    This Court in West I held the 5 August 1996 order was “binding and enforceable,” even if entered as a default judgment andpredicated on the entry of default. West, 130 N.C. App. at 755, 755 n.1, 504 S.E.2d at 573, 573 n.l. Thus, it does not follow, as the majority suggests, that the setting aside of an entry of default requires the striking of the default judgment. Indeed, West I clearly held contrary to the position of the majority, West, 130 N.C. App. at 754-55, 504 S.E.2d at 573 (“it does not follow” that the setting aside of the entry of default mandates setting aside the default judgment, as there are two different standards), and this panel is bound by that holding.


Footnote: 1
     In open cour t, Judge Honeycutt stated, “Court would conclude as a matter of law from the findings that the Defendant has shown substantial and material changes of circumstance affecting the welfare of the minor child such that custody should be changed . . . .” While Judge Honeycutt did not reduce this conclusion to writing in the written custody order, this statement lends more support to our treatment of Judge Honeycutt's findings of fact to support the conclusion of law that a change of circumstances had occurred in this case.
Footnote: 2
     The dissent notes that because there are two different standards, “it does not follow” that setting aside an entry of default sets aside the default judgment. However, the reason there are two different standards is because the entry of default is based only on the failure of a party to answer, which allows the clerk of court to enter default. The standard to set that aside is less stringent than the standard to set aside a default judgment, which is based on the deemed admissions of the entry of default. Thus, if a party seeks only to set aside the default judgment but not the entry, the burden is more stringent because the entry of default supports that judgment. On the other hand, setting aside the entry of default robs a default judgment of its support.
Footnote: 3
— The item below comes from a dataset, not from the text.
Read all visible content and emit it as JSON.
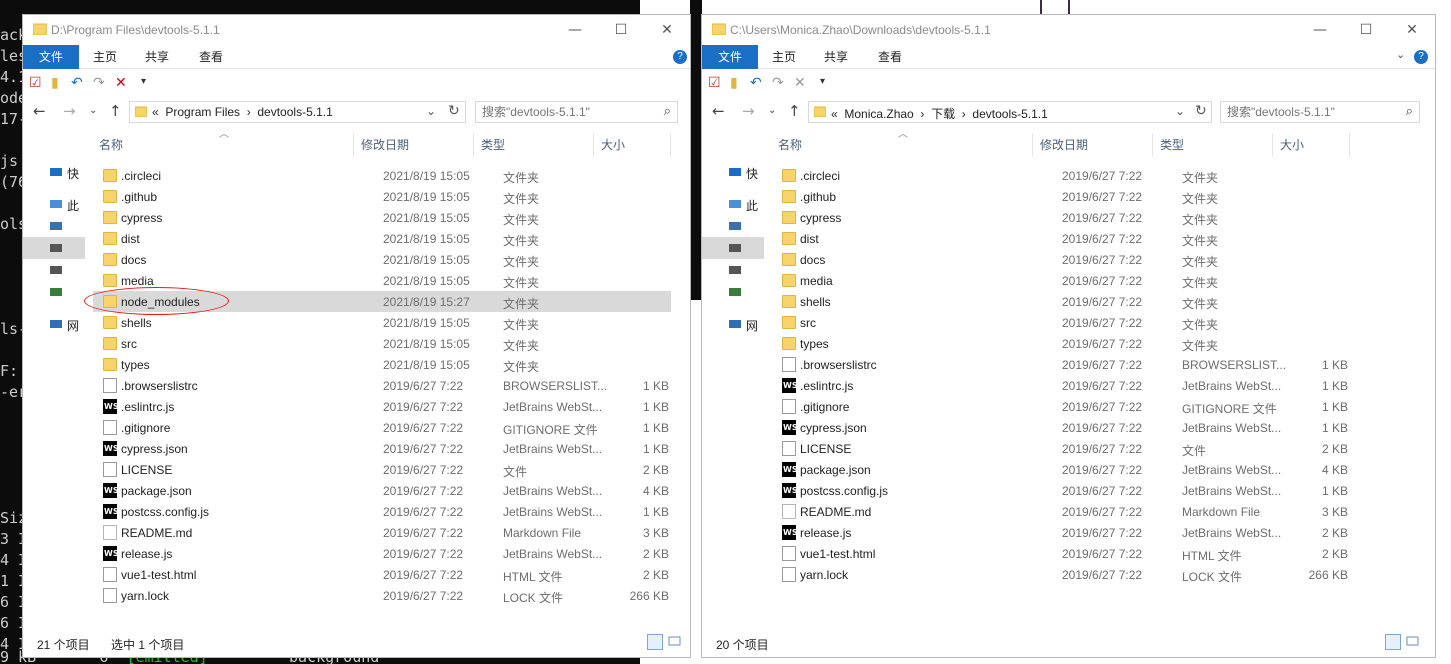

    I acknowledge there is some language in Judge Honeycutt's order noting “there has been a substantial change of circumstances.” This finding, however, read in context, does nothing more than indicate a disagreement with the facts found by Judge Klass.   (See footnote 4)  Judge Honeycutt was bound by the order entered by Judge Klass, including the findings of fact included in that order. Accordingly, it was not in the province of Judge Honeycutt to reject the findings of Judge Klass. Any inadequacy of Judge Klass's findings were matters to be addressed on an appeal from Judge Klass's order. In proper context, therefore, there are no findings in Judge Honeycutt's order suggesting a change in the circumstances of the child between the time of Judge Klass's order (whether or not reflected in that order) and the time of Judge Honeycutt's order, the relevant inquiry. Even assuming such findings, there are no findings that such changes have had any affect on the welfare of the child. Browning v. Helff, 136 N.C. App. 420, 424-25, 524 S.E.2d 95, 98-99 (2000) (in order to modify child custody order, there must be a showing that change in circumstances affected the welfare of the child).
Footnote: 4 &nbs p;  The trial court found “the Findings of Fact reflected in the Order dated August 5, 1996 were not completely accurate. That the Order of the Honorable Jack E. Klass failed to make the appropriate Findings of Fact.”

*** Converted from WordPerfect ***